#### Task goal
Extract the lines that carry the string "JSON" from the listing.

◇ ◇ ◇ ◇ ◇

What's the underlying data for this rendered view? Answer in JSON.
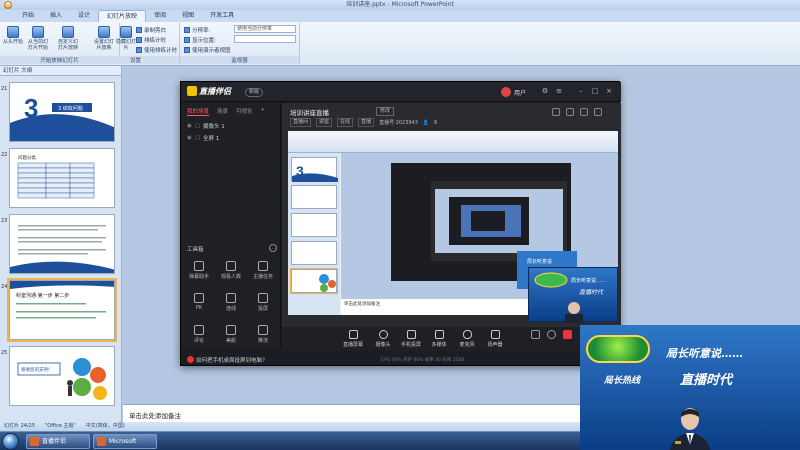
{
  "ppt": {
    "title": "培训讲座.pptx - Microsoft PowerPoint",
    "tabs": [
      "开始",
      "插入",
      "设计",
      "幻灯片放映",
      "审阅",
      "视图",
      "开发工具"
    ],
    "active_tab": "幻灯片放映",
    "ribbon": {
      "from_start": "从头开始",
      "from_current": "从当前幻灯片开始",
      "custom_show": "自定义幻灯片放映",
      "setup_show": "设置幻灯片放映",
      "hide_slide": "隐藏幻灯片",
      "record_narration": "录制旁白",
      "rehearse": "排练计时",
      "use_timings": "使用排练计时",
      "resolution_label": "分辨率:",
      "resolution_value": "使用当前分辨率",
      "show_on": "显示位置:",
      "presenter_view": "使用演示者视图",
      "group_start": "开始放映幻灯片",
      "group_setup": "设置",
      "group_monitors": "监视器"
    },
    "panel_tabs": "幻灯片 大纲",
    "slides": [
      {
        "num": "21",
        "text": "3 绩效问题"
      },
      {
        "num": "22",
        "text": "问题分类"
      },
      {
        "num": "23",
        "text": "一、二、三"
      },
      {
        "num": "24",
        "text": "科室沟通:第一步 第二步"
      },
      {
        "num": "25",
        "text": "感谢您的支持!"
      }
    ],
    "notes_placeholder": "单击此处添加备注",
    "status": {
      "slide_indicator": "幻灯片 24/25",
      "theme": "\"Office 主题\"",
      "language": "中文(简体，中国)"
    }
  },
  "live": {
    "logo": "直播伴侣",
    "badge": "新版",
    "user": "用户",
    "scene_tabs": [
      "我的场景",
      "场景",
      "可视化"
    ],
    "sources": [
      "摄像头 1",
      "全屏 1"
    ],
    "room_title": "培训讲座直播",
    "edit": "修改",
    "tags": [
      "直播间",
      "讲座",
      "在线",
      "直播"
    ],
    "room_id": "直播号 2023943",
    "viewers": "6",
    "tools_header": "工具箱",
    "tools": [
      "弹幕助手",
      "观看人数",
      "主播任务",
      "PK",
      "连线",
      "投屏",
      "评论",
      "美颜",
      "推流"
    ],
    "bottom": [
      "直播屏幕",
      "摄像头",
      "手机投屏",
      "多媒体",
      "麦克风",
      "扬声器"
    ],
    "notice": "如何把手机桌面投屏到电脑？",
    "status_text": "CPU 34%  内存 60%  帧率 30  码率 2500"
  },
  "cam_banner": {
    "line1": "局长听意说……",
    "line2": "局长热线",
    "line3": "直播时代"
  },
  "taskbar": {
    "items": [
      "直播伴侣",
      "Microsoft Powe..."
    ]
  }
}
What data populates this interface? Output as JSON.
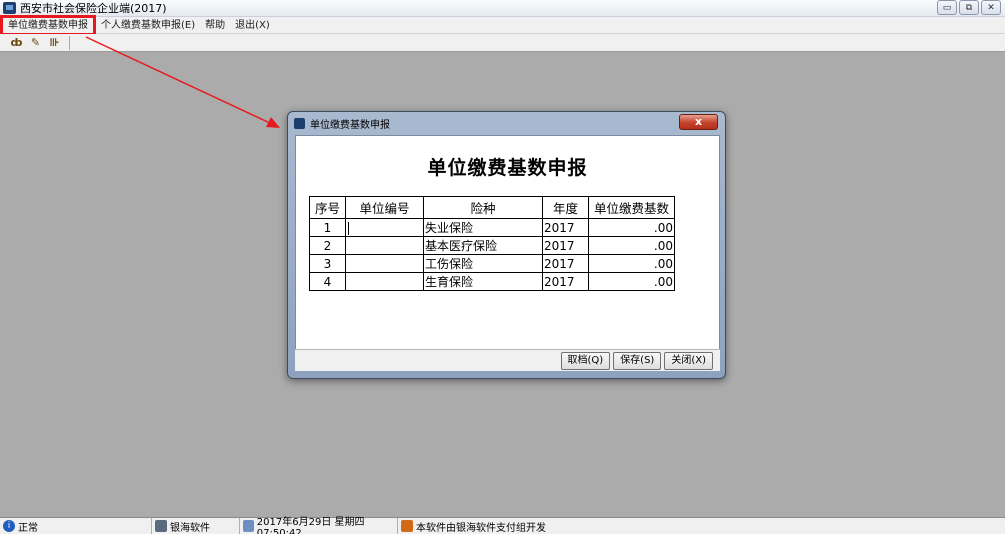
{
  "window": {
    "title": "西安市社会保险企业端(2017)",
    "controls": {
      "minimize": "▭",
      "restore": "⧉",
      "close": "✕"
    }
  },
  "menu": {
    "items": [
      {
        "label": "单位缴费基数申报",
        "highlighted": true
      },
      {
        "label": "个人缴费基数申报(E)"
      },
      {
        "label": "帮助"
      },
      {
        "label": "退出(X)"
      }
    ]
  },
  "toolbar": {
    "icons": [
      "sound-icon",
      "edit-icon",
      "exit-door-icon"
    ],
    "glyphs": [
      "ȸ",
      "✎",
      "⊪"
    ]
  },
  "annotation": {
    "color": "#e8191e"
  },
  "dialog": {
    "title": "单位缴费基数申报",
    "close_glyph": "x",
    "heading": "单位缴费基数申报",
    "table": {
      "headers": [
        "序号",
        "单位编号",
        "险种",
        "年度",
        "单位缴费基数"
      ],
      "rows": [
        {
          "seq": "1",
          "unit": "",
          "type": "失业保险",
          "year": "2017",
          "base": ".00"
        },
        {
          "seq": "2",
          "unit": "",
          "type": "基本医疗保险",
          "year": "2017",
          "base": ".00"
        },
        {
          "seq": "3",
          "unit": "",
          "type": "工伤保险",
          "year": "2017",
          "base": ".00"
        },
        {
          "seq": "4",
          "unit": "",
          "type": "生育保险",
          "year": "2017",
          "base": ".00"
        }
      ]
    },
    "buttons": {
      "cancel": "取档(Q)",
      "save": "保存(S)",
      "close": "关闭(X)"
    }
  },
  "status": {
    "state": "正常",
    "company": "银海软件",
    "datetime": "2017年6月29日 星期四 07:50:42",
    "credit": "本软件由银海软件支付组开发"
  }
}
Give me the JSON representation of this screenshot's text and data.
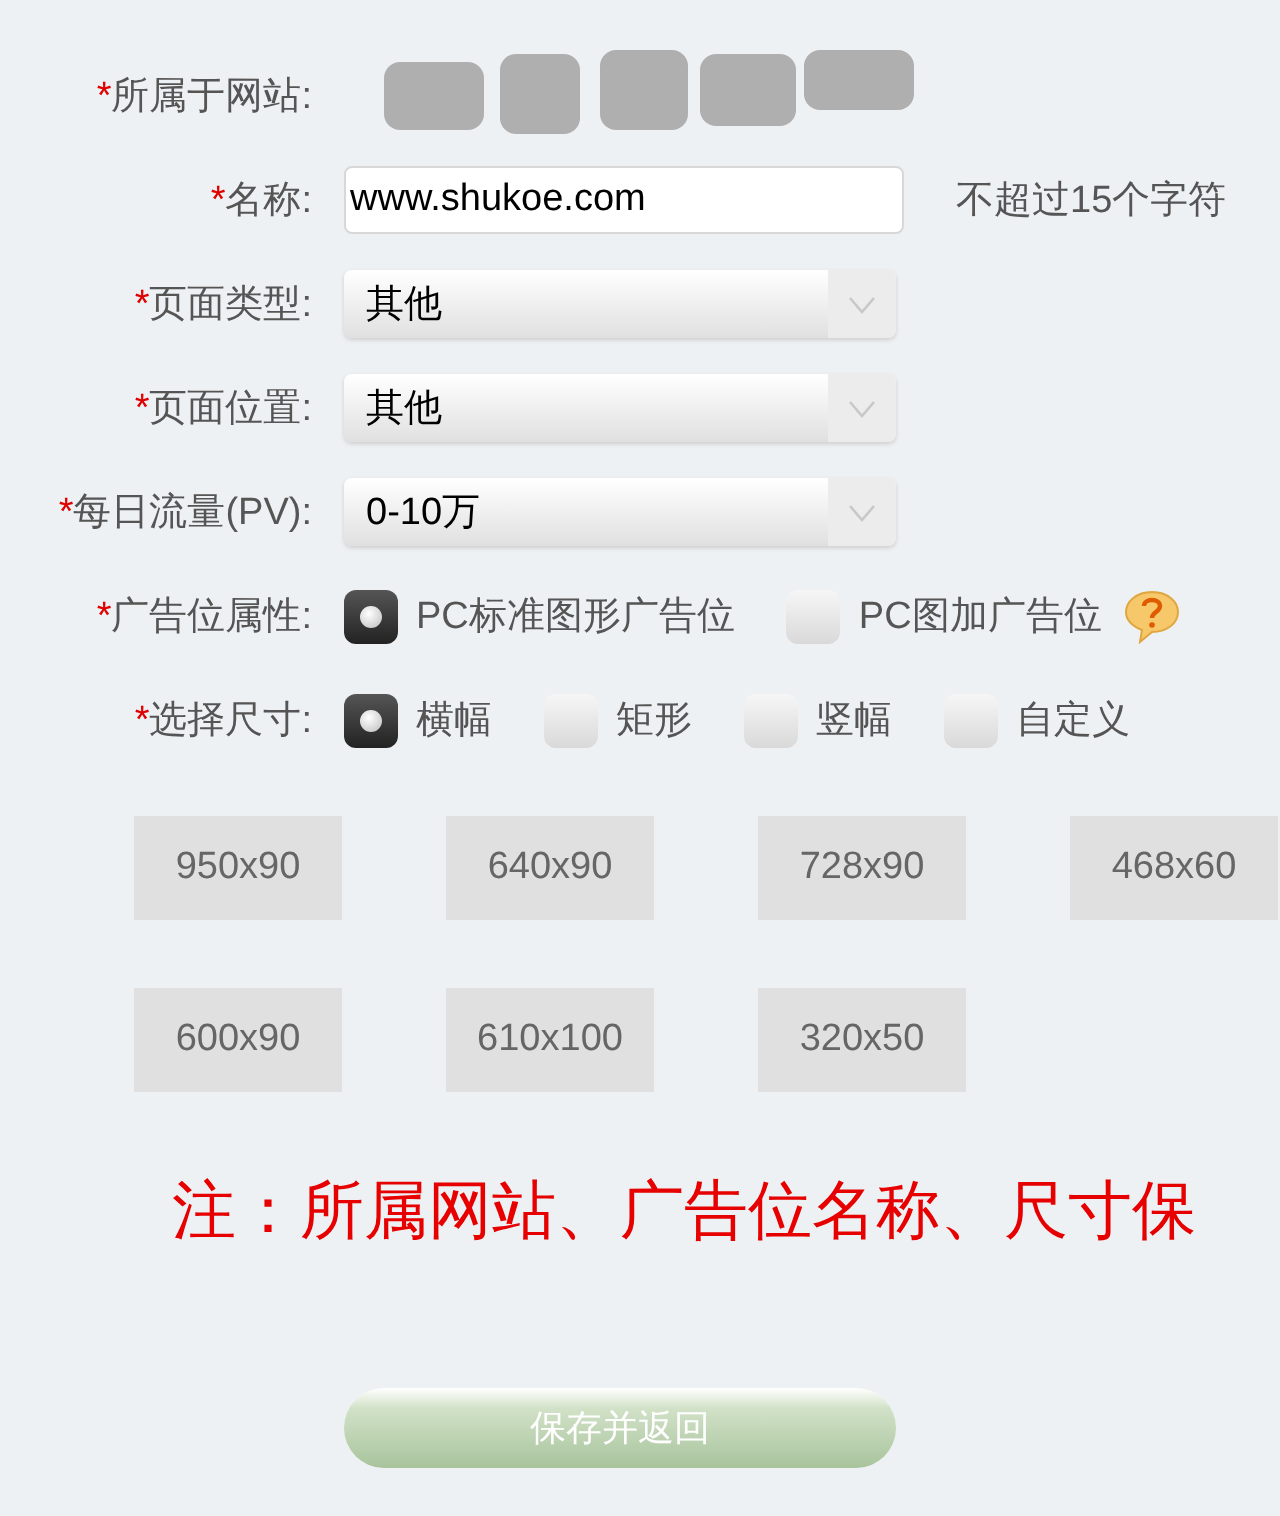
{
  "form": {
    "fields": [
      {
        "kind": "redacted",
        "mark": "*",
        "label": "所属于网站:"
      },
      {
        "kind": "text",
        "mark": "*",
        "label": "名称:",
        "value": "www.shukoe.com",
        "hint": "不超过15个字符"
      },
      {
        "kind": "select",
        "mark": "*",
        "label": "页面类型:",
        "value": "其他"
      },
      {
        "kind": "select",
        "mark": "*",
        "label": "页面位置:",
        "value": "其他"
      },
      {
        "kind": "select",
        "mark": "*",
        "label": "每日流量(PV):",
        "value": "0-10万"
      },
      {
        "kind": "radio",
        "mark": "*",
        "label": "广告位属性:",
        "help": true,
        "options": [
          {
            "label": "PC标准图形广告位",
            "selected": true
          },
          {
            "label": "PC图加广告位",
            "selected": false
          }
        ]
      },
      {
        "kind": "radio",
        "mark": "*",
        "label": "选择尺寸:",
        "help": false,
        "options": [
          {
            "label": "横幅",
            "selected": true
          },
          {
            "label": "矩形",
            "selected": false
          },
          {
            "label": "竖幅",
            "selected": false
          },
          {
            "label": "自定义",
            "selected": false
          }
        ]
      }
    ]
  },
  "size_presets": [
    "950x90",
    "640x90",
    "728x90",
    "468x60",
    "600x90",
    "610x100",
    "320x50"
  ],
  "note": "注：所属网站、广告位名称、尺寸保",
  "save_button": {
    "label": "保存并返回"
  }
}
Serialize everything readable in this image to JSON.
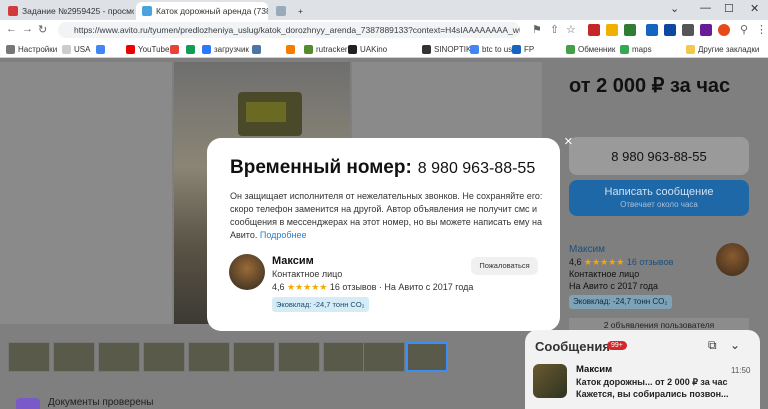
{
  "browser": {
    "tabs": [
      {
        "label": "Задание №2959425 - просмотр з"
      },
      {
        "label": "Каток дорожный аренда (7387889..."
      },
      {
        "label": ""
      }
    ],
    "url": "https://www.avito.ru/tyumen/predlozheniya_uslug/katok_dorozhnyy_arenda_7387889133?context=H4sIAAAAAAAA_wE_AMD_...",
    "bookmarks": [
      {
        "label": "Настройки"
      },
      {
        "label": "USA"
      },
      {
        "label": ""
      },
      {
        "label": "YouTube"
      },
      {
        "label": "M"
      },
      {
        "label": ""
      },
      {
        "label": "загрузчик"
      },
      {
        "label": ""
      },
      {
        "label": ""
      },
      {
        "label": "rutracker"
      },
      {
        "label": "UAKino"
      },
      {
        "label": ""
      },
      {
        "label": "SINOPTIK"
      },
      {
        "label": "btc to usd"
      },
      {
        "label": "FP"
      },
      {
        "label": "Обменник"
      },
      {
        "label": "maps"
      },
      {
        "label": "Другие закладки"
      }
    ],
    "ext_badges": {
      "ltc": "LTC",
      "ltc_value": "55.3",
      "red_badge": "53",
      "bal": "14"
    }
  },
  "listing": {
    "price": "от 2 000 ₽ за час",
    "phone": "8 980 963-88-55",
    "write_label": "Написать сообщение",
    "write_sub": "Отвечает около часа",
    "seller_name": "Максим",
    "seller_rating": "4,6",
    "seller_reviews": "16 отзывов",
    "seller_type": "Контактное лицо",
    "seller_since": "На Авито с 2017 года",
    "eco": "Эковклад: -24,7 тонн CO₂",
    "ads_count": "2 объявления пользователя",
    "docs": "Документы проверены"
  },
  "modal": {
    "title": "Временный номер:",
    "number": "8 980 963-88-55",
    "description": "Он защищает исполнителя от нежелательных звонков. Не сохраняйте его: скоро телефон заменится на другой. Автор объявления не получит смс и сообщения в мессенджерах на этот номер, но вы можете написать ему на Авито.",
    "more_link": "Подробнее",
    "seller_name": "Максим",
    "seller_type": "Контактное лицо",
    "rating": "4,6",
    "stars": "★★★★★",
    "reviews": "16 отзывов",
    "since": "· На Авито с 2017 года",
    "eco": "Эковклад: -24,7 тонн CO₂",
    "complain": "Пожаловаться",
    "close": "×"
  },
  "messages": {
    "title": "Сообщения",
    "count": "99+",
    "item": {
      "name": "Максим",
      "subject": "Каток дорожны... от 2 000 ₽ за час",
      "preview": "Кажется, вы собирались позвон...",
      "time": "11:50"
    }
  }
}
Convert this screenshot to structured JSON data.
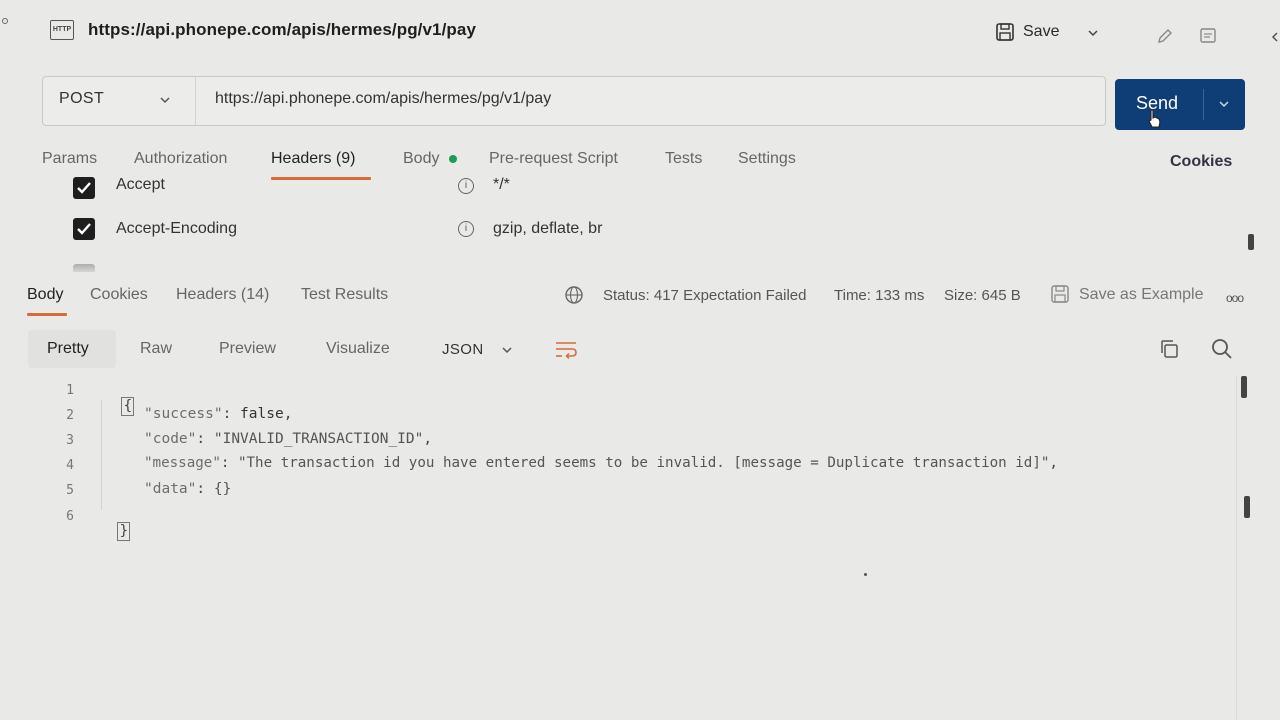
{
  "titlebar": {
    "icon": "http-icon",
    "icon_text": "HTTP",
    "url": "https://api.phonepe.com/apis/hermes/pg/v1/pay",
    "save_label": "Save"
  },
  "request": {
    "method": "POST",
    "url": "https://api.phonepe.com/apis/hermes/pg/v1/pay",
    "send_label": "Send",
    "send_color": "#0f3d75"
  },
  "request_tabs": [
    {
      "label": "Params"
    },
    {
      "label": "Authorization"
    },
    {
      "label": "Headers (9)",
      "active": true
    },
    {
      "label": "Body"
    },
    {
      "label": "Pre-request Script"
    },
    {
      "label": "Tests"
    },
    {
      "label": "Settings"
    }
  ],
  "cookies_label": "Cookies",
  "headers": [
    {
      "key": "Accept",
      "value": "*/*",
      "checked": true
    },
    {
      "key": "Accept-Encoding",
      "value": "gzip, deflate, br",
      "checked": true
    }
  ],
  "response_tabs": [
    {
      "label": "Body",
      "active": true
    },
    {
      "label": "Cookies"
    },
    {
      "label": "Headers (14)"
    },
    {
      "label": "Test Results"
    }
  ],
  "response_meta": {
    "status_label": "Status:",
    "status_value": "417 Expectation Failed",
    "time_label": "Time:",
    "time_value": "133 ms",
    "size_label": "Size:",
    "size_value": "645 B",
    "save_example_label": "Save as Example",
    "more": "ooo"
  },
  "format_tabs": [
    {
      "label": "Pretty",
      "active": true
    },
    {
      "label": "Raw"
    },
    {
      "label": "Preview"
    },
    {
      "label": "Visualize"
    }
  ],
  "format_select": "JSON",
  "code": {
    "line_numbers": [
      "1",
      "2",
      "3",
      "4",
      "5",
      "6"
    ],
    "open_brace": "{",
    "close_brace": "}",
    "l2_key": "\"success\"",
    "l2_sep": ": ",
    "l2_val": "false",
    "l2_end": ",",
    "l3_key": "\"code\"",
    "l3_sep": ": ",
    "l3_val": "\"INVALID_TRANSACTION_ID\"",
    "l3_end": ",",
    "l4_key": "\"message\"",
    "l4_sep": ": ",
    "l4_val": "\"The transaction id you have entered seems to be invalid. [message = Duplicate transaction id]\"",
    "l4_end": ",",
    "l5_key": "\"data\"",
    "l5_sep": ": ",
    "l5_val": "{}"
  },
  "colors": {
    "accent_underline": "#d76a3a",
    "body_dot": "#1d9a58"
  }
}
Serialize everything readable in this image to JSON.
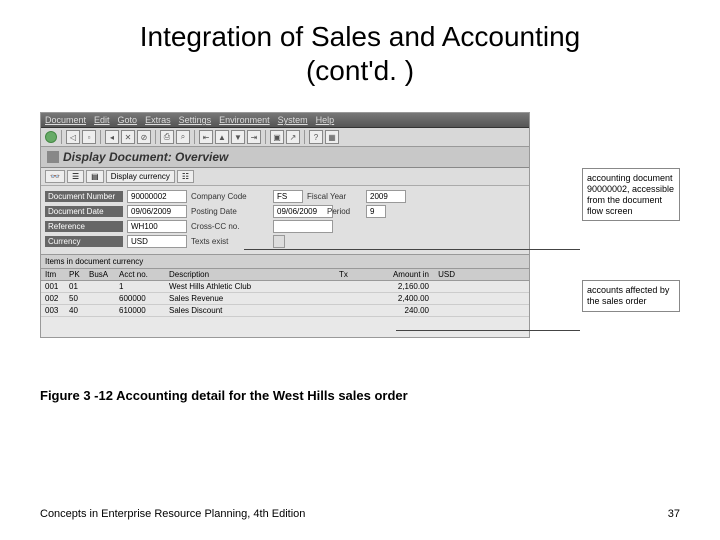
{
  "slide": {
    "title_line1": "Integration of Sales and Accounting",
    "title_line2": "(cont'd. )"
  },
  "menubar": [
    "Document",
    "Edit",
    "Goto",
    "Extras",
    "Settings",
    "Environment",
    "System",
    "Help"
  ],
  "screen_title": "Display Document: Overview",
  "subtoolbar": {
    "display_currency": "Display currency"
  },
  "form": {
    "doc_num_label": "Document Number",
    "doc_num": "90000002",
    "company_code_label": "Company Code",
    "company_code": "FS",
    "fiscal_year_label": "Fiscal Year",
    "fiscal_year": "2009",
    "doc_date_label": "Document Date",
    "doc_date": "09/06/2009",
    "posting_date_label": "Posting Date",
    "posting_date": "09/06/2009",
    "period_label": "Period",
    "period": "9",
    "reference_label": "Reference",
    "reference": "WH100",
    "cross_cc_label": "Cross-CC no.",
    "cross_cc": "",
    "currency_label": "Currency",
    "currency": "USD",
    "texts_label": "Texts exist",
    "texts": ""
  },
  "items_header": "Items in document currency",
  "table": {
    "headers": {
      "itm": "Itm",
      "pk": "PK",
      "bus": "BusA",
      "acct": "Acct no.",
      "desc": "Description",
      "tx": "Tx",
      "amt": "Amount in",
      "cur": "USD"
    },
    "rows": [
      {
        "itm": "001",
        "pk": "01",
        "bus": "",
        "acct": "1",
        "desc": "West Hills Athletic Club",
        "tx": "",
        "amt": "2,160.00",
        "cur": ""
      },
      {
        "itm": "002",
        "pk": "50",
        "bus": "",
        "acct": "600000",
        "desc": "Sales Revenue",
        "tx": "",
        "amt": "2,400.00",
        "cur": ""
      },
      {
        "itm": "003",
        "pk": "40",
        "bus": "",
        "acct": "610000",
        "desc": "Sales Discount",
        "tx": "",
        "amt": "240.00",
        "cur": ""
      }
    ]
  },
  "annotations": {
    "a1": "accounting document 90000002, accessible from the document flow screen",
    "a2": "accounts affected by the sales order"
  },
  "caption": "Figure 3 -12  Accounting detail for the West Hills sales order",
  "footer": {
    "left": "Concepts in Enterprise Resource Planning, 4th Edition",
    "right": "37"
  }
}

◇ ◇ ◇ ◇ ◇

#### Result for this task
What's the underlying data for this rendered view? Answer in JSON.
What data populates this interface? Output as JSON.
Give me the JSON representation of this screenshot's text and data.
Serialize everything readable in this image to JSON.
Convert this screenshot to structured JSON data.
  "format_select": "JSON",
Serialize everything readable in this image to JSON.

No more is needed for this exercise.